Top of SUPPLIED ENTRIES

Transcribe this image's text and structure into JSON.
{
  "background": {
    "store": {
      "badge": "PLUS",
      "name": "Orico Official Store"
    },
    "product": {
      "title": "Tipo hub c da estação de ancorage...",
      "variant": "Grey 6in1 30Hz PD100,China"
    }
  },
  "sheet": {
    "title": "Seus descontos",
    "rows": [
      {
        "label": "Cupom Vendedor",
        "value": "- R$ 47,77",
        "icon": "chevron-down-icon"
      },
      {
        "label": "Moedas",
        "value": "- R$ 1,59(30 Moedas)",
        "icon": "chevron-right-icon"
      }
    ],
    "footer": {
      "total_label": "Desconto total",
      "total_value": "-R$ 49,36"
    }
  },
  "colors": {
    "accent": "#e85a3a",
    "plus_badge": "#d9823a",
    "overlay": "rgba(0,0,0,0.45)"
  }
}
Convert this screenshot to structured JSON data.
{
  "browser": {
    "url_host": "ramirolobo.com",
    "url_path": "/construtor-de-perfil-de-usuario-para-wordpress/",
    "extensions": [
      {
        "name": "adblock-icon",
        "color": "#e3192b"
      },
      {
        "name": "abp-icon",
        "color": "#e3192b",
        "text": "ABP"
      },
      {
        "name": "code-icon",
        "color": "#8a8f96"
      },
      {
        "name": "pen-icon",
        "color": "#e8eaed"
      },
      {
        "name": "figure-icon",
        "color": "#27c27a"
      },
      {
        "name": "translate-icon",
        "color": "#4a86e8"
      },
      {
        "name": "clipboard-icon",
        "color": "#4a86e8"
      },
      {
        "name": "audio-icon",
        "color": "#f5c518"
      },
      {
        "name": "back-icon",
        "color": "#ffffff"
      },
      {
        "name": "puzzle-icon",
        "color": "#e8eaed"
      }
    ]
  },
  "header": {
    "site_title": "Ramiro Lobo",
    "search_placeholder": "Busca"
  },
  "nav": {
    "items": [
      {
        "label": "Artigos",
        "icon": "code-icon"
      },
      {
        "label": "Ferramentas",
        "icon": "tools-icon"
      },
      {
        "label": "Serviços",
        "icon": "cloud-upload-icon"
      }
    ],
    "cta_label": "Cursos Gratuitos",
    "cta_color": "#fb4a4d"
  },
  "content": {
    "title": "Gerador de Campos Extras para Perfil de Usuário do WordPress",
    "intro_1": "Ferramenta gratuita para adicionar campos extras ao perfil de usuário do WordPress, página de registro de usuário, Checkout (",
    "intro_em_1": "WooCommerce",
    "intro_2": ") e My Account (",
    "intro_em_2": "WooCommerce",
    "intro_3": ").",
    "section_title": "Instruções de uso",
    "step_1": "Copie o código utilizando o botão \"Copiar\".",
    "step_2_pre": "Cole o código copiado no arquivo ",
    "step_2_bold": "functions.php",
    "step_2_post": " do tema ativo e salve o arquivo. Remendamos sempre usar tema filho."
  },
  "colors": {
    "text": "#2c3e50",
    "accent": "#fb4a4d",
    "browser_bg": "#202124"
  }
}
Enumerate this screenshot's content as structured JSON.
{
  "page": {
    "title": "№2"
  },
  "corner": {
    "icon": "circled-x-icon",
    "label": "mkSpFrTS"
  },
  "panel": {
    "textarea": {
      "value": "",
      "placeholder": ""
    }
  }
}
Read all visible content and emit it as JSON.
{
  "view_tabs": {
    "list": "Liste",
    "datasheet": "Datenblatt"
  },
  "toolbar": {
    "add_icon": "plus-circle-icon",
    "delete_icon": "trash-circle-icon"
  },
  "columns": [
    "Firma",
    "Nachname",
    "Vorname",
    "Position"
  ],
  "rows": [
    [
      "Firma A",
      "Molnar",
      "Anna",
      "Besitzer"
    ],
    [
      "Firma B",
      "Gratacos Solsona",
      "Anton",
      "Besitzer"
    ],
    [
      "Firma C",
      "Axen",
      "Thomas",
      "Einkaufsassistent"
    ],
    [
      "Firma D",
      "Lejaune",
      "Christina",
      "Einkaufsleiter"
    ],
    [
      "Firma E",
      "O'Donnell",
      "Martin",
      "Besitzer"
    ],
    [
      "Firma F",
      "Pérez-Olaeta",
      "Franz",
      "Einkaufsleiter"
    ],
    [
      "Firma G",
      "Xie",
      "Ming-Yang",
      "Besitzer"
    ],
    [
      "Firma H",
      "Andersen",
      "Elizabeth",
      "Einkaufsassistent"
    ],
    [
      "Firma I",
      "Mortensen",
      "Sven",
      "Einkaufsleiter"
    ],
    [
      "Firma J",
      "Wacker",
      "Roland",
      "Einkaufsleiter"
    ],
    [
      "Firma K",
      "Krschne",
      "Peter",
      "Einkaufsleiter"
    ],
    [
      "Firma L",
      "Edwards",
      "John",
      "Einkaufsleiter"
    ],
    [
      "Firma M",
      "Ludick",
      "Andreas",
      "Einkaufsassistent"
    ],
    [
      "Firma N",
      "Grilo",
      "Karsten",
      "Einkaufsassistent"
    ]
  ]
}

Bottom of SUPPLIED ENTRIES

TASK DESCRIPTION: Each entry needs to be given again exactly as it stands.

PROBLEM SOLUTION:
Transcribe this image's text and structure into JSON.
{
  "background": {
    "store": {
      "badge": "PLUS",
      "name": "Orico Official Store"
    },
    "product": {
      "title": "Tipo hub c da estação de ancorage...",
      "variant": "Grey 6in1 30Hz PD100,China"
    }
  },
  "sheet": {
    "title": "Seus descontos",
    "rows": [
      {
        "label": "Cupom Vendedor",
        "value": "- R$ 47,77",
        "icon": "chevron-down-icon"
      },
      {
        "label": "Moedas",
        "value": "- R$ 1,59(30 Moedas)",
        "icon": "chevron-right-icon"
      }
    ],
    "footer": {
      "total_label": "Desconto total",
      "total_value": "-R$ 49,36"
    }
  },
  "colors": {
    "accent": "#e85a3a",
    "plus_badge": "#d9823a",
    "overlay": "rgba(0,0,0,0.45)"
  }
}
Convert this screenshot to structured JSON data.
{
  "browser": {
    "url_host": "ramirolobo.com",
    "url_path": "/construtor-de-perfil-de-usuario-para-wordpress/",
    "extensions": [
      {
        "name": "adblock-icon",
        "color": "#e3192b"
      },
      {
        "name": "abp-icon",
        "color": "#e3192b",
        "text": "ABP"
      },
      {
        "name": "code-icon",
        "color": "#8a8f96"
      },
      {
        "name": "pen-icon",
        "color": "#e8eaed"
      },
      {
        "name": "figure-icon",
        "color": "#27c27a"
      },
      {
        "name": "translate-icon",
        "color": "#4a86e8"
      },
      {
        "name": "clipboard-icon",
        "color": "#4a86e8"
      },
      {
        "name": "audio-icon",
        "color": "#f5c518"
      },
      {
        "name": "back-icon",
        "color": "#ffffff"
      },
      {
        "name": "puzzle-icon",
        "color": "#e8eaed"
      }
    ]
  },
  "header": {
    "site_title": "Ramiro Lobo",
    "search_placeholder": "Busca"
  },
  "nav": {
    "items": [
      {
        "label": "Artigos",
        "icon": "code-icon"
      },
      {
        "label": "Ferramentas",
        "icon": "tools-icon"
      },
      {
        "label": "Serviços",
        "icon": "cloud-upload-icon"
      }
    ],
    "cta_label": "Cursos Gratuitos",
    "cta_color": "#fb4a4d"
  },
  "content": {
    "title": "Gerador de Campos Extras para Perfil de Usuário do WordPress",
    "intro_1": "Ferramenta gratuita para adicionar campos extras ao perfil de usuário do WordPress, página de registro de usuário, Checkout (",
    "intro_em_1": "WooCommerce",
    "intro_2": ") e My Account (",
    "intro_em_2": "WooCommerce",
    "intro_3": ").",
    "section_title": "Instruções de uso",
    "step_1": "Copie o código utilizando o botão \"Copiar\".",
    "step_2_pre": "Cole o código copiado no arquivo ",
    "step_2_bold": "functions.php",
    "step_2_post": " do tema ativo e salve o arquivo. Remendamos sempre usar tema filho."
  },
  "colors": {
    "text": "#2c3e50",
    "accent": "#fb4a4d",
    "browser_bg": "#202124"
  }
}
Enumerate this screenshot's content as structured JSON.
{
  "page": {
    "title": "№2"
  },
  "corner": {
    "icon": "circled-x-icon",
    "label": "mkSpFrTS"
  },
  "panel": {
    "textarea": {
      "value": "",
      "placeholder": ""
    }
  }
}
Read all visible content and emit it as JSON.
{
  "view_tabs": {
    "list": "Liste",
    "datasheet": "Datenblatt"
  },
  "toolbar": {
    "add_icon": "plus-circle-icon",
    "delete_icon": "trash-circle-icon"
  },
  "columns": [
    "Firma",
    "Nachname",
    "Vorname",
    "Position"
  ],
  "rows": [
    [
      "Firma A",
      "Molnar",
      "Anna",
      "Besitzer"
    ],
    [
      "Firma B",
      "Gratacos Solsona",
      "Anton",
      "Besitzer"
    ],
    [
      "Firma C",
      "Axen",
      "Thomas",
      "Einkaufsassistent"
    ],
    [
      "Firma D",
      "Lejaune",
      "Christina",
      "Einkaufsleiter"
    ],
    [
      "Firma E",
      "O'Donnell",
      "Martin",
      "Besitzer"
    ],
    [
      "Firma F",
      "Pérez-Olaeta",
      "Franz",
      "Einkaufsleiter"
    ],
    [
      "Firma G",
      "Xie",
      "Ming-Yang",
      "Besitzer"
    ],
    [
      "Firma H",
      "Andersen",
      "Elizabeth",
      "Einkaufsassistent"
    ],
    [
      "Firma I",
      "Mortensen",
      "Sven",
      "Einkaufsleiter"
    ],
    [
      "Firma J",
      "Wacker",
      "Roland",
      "Einkaufsleiter"
    ],
    [
      "Firma K",
      "Krschne",
      "Peter",
      "Einkaufsleiter"
    ],
    [
      "Firma L",
      "Edwards",
      "John",
      "Einkaufsleiter"
    ],
    [
      "Firma M",
      "Ludick",
      "Andreas",
      "Einkaufsassistent"
    ],
    [
      "Firma N",
      "Grilo",
      "Karsten",
      "Einkaufsassistent"
    ]
  ]
}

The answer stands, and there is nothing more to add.